SUPPLIED RECORDS:
***
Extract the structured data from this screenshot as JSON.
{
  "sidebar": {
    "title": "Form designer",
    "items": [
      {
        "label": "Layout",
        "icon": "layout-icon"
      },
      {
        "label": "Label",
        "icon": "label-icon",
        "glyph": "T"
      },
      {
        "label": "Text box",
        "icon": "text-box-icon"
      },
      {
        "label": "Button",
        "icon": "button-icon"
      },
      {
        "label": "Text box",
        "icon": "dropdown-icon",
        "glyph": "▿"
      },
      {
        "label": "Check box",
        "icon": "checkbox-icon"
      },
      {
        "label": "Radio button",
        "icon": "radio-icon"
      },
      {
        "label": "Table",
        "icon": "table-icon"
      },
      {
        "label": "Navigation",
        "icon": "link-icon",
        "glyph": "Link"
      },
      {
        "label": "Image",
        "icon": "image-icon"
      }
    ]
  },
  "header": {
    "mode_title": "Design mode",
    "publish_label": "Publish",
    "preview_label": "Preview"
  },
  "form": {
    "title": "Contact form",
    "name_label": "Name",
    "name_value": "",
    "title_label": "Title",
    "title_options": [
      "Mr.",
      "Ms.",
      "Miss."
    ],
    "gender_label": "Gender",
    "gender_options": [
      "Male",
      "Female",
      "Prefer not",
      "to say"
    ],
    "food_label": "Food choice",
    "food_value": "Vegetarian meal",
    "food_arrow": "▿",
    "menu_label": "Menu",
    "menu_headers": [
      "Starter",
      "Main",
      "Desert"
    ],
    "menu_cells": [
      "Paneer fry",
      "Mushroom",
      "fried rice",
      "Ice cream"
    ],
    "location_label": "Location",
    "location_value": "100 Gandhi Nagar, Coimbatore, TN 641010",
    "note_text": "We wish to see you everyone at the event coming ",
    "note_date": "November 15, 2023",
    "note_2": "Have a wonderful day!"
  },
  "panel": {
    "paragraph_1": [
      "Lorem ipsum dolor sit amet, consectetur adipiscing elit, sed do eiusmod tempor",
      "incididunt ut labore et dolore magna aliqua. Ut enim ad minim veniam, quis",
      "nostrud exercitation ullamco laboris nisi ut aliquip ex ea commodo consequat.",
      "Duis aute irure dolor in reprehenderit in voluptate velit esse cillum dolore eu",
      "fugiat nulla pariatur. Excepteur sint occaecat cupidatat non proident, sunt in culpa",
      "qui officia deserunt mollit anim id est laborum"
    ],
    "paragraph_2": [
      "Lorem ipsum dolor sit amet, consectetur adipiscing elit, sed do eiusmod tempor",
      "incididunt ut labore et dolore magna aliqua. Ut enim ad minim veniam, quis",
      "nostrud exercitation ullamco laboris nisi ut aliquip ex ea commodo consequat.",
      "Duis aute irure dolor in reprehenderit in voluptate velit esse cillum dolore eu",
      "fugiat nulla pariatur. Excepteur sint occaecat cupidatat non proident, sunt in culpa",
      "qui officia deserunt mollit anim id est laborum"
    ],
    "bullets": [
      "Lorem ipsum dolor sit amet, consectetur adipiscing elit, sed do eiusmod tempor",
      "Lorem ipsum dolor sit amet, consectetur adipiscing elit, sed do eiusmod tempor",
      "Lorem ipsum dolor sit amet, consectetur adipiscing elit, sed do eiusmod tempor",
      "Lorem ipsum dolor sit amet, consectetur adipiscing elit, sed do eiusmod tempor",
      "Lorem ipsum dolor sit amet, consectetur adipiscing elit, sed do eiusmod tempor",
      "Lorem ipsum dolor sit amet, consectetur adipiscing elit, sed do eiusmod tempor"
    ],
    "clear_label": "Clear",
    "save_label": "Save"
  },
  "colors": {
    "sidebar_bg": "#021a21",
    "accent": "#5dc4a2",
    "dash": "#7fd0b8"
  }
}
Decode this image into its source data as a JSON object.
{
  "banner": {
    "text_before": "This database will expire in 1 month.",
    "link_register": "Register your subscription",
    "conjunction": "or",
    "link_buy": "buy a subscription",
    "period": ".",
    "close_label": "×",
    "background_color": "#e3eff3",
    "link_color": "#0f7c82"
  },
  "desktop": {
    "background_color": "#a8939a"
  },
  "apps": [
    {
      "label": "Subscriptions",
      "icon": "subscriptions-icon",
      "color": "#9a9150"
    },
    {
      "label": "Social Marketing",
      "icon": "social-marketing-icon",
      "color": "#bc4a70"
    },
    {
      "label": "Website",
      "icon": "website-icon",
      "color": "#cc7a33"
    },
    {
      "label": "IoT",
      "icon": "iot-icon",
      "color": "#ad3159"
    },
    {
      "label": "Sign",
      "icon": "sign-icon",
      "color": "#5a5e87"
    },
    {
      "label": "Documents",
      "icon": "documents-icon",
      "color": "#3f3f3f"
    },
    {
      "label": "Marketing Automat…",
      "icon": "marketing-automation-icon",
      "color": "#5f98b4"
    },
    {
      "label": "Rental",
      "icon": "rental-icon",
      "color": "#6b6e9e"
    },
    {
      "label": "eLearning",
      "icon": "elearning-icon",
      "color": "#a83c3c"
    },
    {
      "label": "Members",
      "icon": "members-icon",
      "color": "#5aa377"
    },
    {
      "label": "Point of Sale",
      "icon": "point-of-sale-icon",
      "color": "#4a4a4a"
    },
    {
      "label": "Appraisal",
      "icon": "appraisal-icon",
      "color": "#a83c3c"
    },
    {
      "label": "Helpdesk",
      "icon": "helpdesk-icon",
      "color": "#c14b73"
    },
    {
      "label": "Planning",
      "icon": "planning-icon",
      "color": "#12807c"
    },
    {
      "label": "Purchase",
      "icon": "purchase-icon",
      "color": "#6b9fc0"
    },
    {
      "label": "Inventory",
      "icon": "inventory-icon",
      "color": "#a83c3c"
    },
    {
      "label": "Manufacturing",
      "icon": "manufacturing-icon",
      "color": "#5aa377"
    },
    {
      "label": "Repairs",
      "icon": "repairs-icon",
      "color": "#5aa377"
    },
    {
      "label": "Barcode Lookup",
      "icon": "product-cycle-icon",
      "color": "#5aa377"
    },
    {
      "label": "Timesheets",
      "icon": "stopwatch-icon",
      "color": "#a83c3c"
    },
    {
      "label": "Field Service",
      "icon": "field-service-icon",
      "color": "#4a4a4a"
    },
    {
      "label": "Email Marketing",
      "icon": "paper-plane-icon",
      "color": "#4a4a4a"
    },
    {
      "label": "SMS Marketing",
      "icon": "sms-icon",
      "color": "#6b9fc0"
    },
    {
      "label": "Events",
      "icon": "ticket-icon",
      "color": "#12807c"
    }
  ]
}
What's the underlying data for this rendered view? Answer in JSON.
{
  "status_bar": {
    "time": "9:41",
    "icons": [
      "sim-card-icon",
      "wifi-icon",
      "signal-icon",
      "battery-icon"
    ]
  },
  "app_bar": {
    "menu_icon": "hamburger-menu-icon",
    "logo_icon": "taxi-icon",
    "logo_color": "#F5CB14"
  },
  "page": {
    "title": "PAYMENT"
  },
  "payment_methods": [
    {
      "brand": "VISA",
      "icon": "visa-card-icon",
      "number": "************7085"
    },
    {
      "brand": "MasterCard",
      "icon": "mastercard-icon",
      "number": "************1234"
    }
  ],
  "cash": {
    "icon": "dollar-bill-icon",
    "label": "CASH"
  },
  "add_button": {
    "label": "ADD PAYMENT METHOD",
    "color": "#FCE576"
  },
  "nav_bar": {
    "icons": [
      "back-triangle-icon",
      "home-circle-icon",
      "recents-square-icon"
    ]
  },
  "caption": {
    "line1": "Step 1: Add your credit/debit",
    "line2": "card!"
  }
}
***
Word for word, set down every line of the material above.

RESPONSE TO THE EXERCISE:
Extract the structured data from this screenshot as JSON.
{
  "sidebar": {
    "title": "Form designer",
    "items": [
      {
        "label": "Layout",
        "icon": "layout-icon"
      },
      {
        "label": "Label",
        "icon": "label-icon",
        "glyph": "T"
      },
      {
        "label": "Text box",
        "icon": "text-box-icon"
      },
      {
        "label": "Button",
        "icon": "button-icon"
      },
      {
        "label": "Text box",
        "icon": "dropdown-icon",
        "glyph": "▿"
      },
      {
        "label": "Check box",
        "icon": "checkbox-icon"
      },
      {
        "label": "Radio button",
        "icon": "radio-icon"
      },
      {
        "label": "Table",
        "icon": "table-icon"
      },
      {
        "label": "Navigation",
        "icon": "link-icon",
        "glyph": "Link"
      },
      {
        "label": "Image",
        "icon": "image-icon"
      }
    ]
  },
  "header": {
    "mode_title": "Design mode",
    "publish_label": "Publish",
    "preview_label": "Preview"
  },
  "form": {
    "title": "Contact form",
    "name_label": "Name",
    "name_value": "",
    "title_label": "Title",
    "title_options": [
      "Mr.",
      "Ms.",
      "Miss."
    ],
    "gender_label": "Gender",
    "gender_options": [
      "Male",
      "Female",
      "Prefer not",
      "to say"
    ],
    "food_label": "Food choice",
    "food_value": "Vegetarian meal",
    "food_arrow": "▿",
    "menu_label": "Menu",
    "menu_headers": [
      "Starter",
      "Main",
      "Desert"
    ],
    "menu_cells": [
      "Paneer fry",
      "Mushroom",
      "fried rice",
      "Ice cream"
    ],
    "location_label": "Location",
    "location_value": "100 Gandhi Nagar, Coimbatore, TN 641010",
    "note_text": "We wish to see you everyone at the event coming ",
    "note_date": "November 15, 2023",
    "note_2": "Have a wonderful day!"
  },
  "panel": {
    "paragraph_1": [
      "Lorem ipsum dolor sit amet, consectetur adipiscing elit, sed do eiusmod tempor",
      "incididunt ut labore et dolore magna aliqua. Ut enim ad minim veniam, quis",
      "nostrud exercitation ullamco laboris nisi ut aliquip ex ea commodo consequat.",
      "Duis aute irure dolor in reprehenderit in voluptate velit esse cillum dolore eu",
      "fugiat nulla pariatur. Excepteur sint occaecat cupidatat non proident, sunt in culpa",
      "qui officia deserunt mollit anim id est laborum"
    ],
    "paragraph_2": [
      "Lorem ipsum dolor sit amet, consectetur adipiscing elit, sed do eiusmod tempor",
      "incididunt ut labore et dolore magna aliqua. Ut enim ad minim veniam, quis",
      "nostrud exercitation ullamco laboris nisi ut aliquip ex ea commodo consequat.",
      "Duis aute irure dolor in reprehenderit in voluptate velit esse cillum dolore eu",
      "fugiat nulla pariatur. Excepteur sint occaecat cupidatat non proident, sunt in culpa",
      "qui officia deserunt mollit anim id est laborum"
    ],
    "bullets": [
      "Lorem ipsum dolor sit amet, consectetur adipiscing elit, sed do eiusmod tempor",
      "Lorem ipsum dolor sit amet, consectetur adipiscing elit, sed do eiusmod tempor",
      "Lorem ipsum dolor sit amet, consectetur adipiscing elit, sed do eiusmod tempor",
      "Lorem ipsum dolor sit amet, consectetur adipiscing elit, sed do eiusmod tempor",
      "Lorem ipsum dolor sit amet, consectetur adipiscing elit, sed do eiusmod tempor",
      "Lorem ipsum dolor sit amet, consectetur adipiscing elit, sed do eiusmod tempor"
    ],
    "clear_label": "Clear",
    "save_label": "Save"
  },
  "colors": {
    "sidebar_bg": "#021a21",
    "accent": "#5dc4a2",
    "dash": "#7fd0b8"
  }
}
Decode this image into its source data as a JSON object.
{
  "banner": {
    "text_before": "This database will expire in 1 month.",
    "link_register": "Register your subscription",
    "conjunction": "or",
    "link_buy": "buy a subscription",
    "period": ".",
    "close_label": "×",
    "background_color": "#e3eff3",
    "link_color": "#0f7c82"
  },
  "desktop": {
    "background_color": "#a8939a"
  },
  "apps": [
    {
      "label": "Subscriptions",
      "icon": "subscriptions-icon",
      "color": "#9a9150"
    },
    {
      "label": "Social Marketing",
      "icon": "social-marketing-icon",
      "color": "#bc4a70"
    },
    {
      "label": "Website",
      "icon": "website-icon",
      "color": "#cc7a33"
    },
    {
      "label": "IoT",
      "icon": "iot-icon",
      "color": "#ad3159"
    },
    {
      "label": "Sign",
      "icon": "sign-icon",
      "color": "#5a5e87"
    },
    {
      "label": "Documents",
      "icon": "documents-icon",
      "color": "#3f3f3f"
    },
    {
      "label": "Marketing Automat…",
      "icon": "marketing-automation-icon",
      "color": "#5f98b4"
    },
    {
      "label": "Rental",
      "icon": "rental-icon",
      "color": "#6b6e9e"
    },
    {
      "label": "eLearning",
      "icon": "elearning-icon",
      "color": "#a83c3c"
    },
    {
      "label": "Members",
      "icon": "members-icon",
      "color": "#5aa377"
    },
    {
      "label": "Point of Sale",
      "icon": "point-of-sale-icon",
      "color": "#4a4a4a"
    },
    {
      "label": "Appraisal",
      "icon": "appraisal-icon",
      "color": "#a83c3c"
    },
    {
      "label": "Helpdesk",
      "icon": "helpdesk-icon",
      "color": "#c14b73"
    },
    {
      "label": "Planning",
      "icon": "planning-icon",
      "color": "#12807c"
    },
    {
      "label": "Purchase",
      "icon": "purchase-icon",
      "color": "#6b9fc0"
    },
    {
      "label": "Inventory",
      "icon": "inventory-icon",
      "color": "#a83c3c"
    },
    {
      "label": "Manufacturing",
      "icon": "manufacturing-icon",
      "color": "#5aa377"
    },
    {
      "label": "Repairs",
      "icon": "repairs-icon",
      "color": "#5aa377"
    },
    {
      "label": "Barcode Lookup",
      "icon": "product-cycle-icon",
      "color": "#5aa377"
    },
    {
      "label": "Timesheets",
      "icon": "stopwatch-icon",
      "color": "#a83c3c"
    },
    {
      "label": "Field Service",
      "icon": "field-service-icon",
      "color": "#4a4a4a"
    },
    {
      "label": "Email Marketing",
      "icon": "paper-plane-icon",
      "color": "#4a4a4a"
    },
    {
      "label": "SMS Marketing",
      "icon": "sms-icon",
      "color": "#6b9fc0"
    },
    {
      "label": "Events",
      "icon": "ticket-icon",
      "color": "#12807c"
    }
  ]
}
What's the underlying data for this rendered view? Answer in JSON.
{
  "status_bar": {
    "time": "9:41",
    "icons": [
      "sim-card-icon",
      "wifi-icon",
      "signal-icon",
      "battery-icon"
    ]
  },
  "app_bar": {
    "menu_icon": "hamburger-menu-icon",
    "logo_icon": "taxi-icon",
    "logo_color": "#F5CB14"
  },
  "page": {
    "title": "PAYMENT"
  },
  "payment_methods": [
    {
      "brand": "VISA",
      "icon": "visa-card-icon",
      "number": "************7085"
    },
    {
      "brand": "MasterCard",
      "icon": "mastercard-icon",
      "number": "************1234"
    }
  ],
  "cash": {
    "icon": "dollar-bill-icon",
    "label": "CASH"
  },
  "add_button": {
    "label": "ADD PAYMENT METHOD",
    "color": "#FCE576"
  },
  "nav_bar": {
    "icons": [
      "back-triangle-icon",
      "home-circle-icon",
      "recents-square-icon"
    ]
  },
  "caption": {
    "line1": "Step 1: Add your credit/debit",
    "line2": "card!"
  }
}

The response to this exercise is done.